§ Data for analysis
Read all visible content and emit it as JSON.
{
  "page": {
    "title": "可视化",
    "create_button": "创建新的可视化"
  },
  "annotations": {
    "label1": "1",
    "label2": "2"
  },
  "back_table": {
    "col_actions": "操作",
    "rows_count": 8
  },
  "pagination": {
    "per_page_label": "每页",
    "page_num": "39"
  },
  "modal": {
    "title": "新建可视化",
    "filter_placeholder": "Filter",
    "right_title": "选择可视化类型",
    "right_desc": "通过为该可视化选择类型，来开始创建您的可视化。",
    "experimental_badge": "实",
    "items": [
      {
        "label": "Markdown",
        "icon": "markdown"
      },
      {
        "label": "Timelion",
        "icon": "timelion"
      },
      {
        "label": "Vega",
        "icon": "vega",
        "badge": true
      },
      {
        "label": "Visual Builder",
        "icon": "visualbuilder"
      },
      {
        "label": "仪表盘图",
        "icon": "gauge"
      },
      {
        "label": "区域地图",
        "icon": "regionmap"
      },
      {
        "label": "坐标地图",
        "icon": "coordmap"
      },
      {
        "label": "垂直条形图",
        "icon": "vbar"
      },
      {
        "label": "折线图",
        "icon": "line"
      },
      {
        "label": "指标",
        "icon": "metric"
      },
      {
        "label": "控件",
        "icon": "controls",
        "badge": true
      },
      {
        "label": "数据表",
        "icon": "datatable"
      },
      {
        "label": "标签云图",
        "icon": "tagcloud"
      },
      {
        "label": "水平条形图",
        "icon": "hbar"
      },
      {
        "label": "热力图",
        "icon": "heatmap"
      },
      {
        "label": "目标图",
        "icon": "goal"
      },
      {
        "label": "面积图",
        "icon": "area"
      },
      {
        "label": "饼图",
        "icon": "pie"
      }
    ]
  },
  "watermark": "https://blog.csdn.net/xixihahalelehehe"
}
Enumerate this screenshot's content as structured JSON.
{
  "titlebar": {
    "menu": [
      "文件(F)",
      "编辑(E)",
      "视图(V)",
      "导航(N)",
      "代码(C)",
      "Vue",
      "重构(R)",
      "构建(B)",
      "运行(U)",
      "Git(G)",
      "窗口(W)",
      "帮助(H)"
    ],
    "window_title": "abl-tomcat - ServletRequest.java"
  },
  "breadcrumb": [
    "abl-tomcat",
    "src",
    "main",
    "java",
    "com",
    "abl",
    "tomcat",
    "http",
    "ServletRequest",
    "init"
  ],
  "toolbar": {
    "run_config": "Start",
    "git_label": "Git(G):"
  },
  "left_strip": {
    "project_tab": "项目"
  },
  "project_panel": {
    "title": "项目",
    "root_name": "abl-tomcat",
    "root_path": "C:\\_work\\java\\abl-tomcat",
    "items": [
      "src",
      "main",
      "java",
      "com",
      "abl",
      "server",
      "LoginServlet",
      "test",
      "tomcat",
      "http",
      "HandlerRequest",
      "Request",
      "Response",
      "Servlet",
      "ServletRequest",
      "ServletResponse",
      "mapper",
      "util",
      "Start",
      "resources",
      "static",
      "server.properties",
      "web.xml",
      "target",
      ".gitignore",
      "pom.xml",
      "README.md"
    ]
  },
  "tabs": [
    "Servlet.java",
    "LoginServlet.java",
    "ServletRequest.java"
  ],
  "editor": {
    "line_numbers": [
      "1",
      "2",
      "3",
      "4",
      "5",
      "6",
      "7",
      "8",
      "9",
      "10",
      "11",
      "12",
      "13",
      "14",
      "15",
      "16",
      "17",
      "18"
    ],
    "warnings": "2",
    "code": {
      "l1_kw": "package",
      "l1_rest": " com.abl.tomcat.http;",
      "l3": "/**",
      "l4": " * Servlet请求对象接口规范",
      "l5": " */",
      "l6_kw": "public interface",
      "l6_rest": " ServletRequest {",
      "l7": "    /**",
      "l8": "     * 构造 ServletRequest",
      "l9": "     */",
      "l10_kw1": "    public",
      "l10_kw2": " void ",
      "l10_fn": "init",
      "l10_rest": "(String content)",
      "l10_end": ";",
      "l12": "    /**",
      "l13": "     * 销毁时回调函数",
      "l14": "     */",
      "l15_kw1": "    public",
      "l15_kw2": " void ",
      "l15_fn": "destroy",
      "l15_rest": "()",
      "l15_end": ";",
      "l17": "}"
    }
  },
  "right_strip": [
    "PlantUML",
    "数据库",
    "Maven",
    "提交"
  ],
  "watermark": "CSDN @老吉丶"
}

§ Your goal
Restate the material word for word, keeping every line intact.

§ Reply
Read all visible content and emit it as JSON.
{
  "page": {
    "title": "可视化",
    "create_button": "创建新的可视化"
  },
  "annotations": {
    "label1": "1",
    "label2": "2"
  },
  "back_table": {
    "col_actions": "操作",
    "rows_count": 8
  },
  "pagination": {
    "per_page_label": "每页",
    "page_num": "39"
  },
  "modal": {
    "title": "新建可视化",
    "filter_placeholder": "Filter",
    "right_title": "选择可视化类型",
    "right_desc": "通过为该可视化选择类型，来开始创建您的可视化。",
    "experimental_badge": "实",
    "items": [
      {
        "label": "Markdown",
        "icon": "markdown"
      },
      {
        "label": "Timelion",
        "icon": "timelion"
      },
      {
        "label": "Vega",
        "icon": "vega",
        "badge": true
      },
      {
        "label": "Visual Builder",
        "icon": "visualbuilder"
      },
      {
        "label": "仪表盘图",
        "icon": "gauge"
      },
      {
        "label": "区域地图",
        "icon": "regionmap"
      },
      {
        "label": "坐标地图",
        "icon": "coordmap"
      },
      {
        "label": "垂直条形图",
        "icon": "vbar"
      },
      {
        "label": "折线图",
        "icon": "line"
      },
      {
        "label": "指标",
        "icon": "metric"
      },
      {
        "label": "控件",
        "icon": "controls",
        "badge": true
      },
      {
        "label": "数据表",
        "icon": "datatable"
      },
      {
        "label": "标签云图",
        "icon": "tagcloud"
      },
      {
        "label": "水平条形图",
        "icon": "hbar"
      },
      {
        "label": "热力图",
        "icon": "heatmap"
      },
      {
        "label": "目标图",
        "icon": "goal"
      },
      {
        "label": "面积图",
        "icon": "area"
      },
      {
        "label": "饼图",
        "icon": "pie"
      }
    ]
  },
  "watermark": "https://blog.csdn.net/xixihahalelehehe"
}
Enumerate this screenshot's content as structured JSON.
{
  "titlebar": {
    "menu": [
      "文件(F)",
      "编辑(E)",
      "视图(V)",
      "导航(N)",
      "代码(C)",
      "Vue",
      "重构(R)",
      "构建(B)",
      "运行(U)",
      "Git(G)",
      "窗口(W)",
      "帮助(H)"
    ],
    "window_title": "abl-tomcat - ServletRequest.java"
  },
  "breadcrumb": [
    "abl-tomcat",
    "src",
    "main",
    "java",
    "com",
    "abl",
    "tomcat",
    "http",
    "ServletRequest",
    "init"
  ],
  "toolbar": {
    "run_config": "Start",
    "git_label": "Git(G):"
  },
  "left_strip": {
    "project_tab": "项目"
  },
  "project_panel": {
    "title": "项目",
    "root_name": "abl-tomcat",
    "root_path": "C:\\_work\\java\\abl-tomcat",
    "items": [
      "src",
      "main",
      "java",
      "com",
      "abl",
      "server",
      "LoginServlet",
      "test",
      "tomcat",
      "http",
      "HandlerRequest",
      "Request",
      "Response",
      "Servlet",
      "ServletRequest",
      "ServletResponse",
      "mapper",
      "util",
      "Start",
      "resources",
      "static",
      "server.properties",
      "web.xml",
      "target",
      ".gitignore",
      "pom.xml",
      "README.md"
    ]
  },
  "tabs": [
    "Servlet.java",
    "LoginServlet.java",
    "ServletRequest.java"
  ],
  "editor": {
    "line_numbers": [
      "1",
      "2",
      "3",
      "4",
      "5",
      "6",
      "7",
      "8",
      "9",
      "10",
      "11",
      "12",
      "13",
      "14",
      "15",
      "16",
      "17",
      "18"
    ],
    "warnings": "2",
    "code": {
      "l1_kw": "package",
      "l1_rest": " com.abl.tomcat.http;",
      "l3": "/**",
      "l4": " * Servlet请求对象接口规范",
      "l5": " */",
      "l6_kw": "public interface",
      "l6_rest": " ServletRequest {",
      "l7": "    /**",
      "l8": "     * 构造 ServletRequest",
      "l9": "     */",
      "l10_kw1": "    public",
      "l10_kw2": " void ",
      "l10_fn": "init",
      "l10_rest": "(String content)",
      "l10_end": ";",
      "l12": "    /**",
      "l13": "     * 销毁时回调函数",
      "l14": "     */",
      "l15_kw1": "    public",
      "l15_kw2": " void ",
      "l15_fn": "destroy",
      "l15_rest": "()",
      "l15_end": ";",
      "l17": "}"
    }
  },
  "right_strip": [
    "PlantUML",
    "数据库",
    "Maven",
    "提交"
  ],
  "watermark": "CSDN @老吉丶"
}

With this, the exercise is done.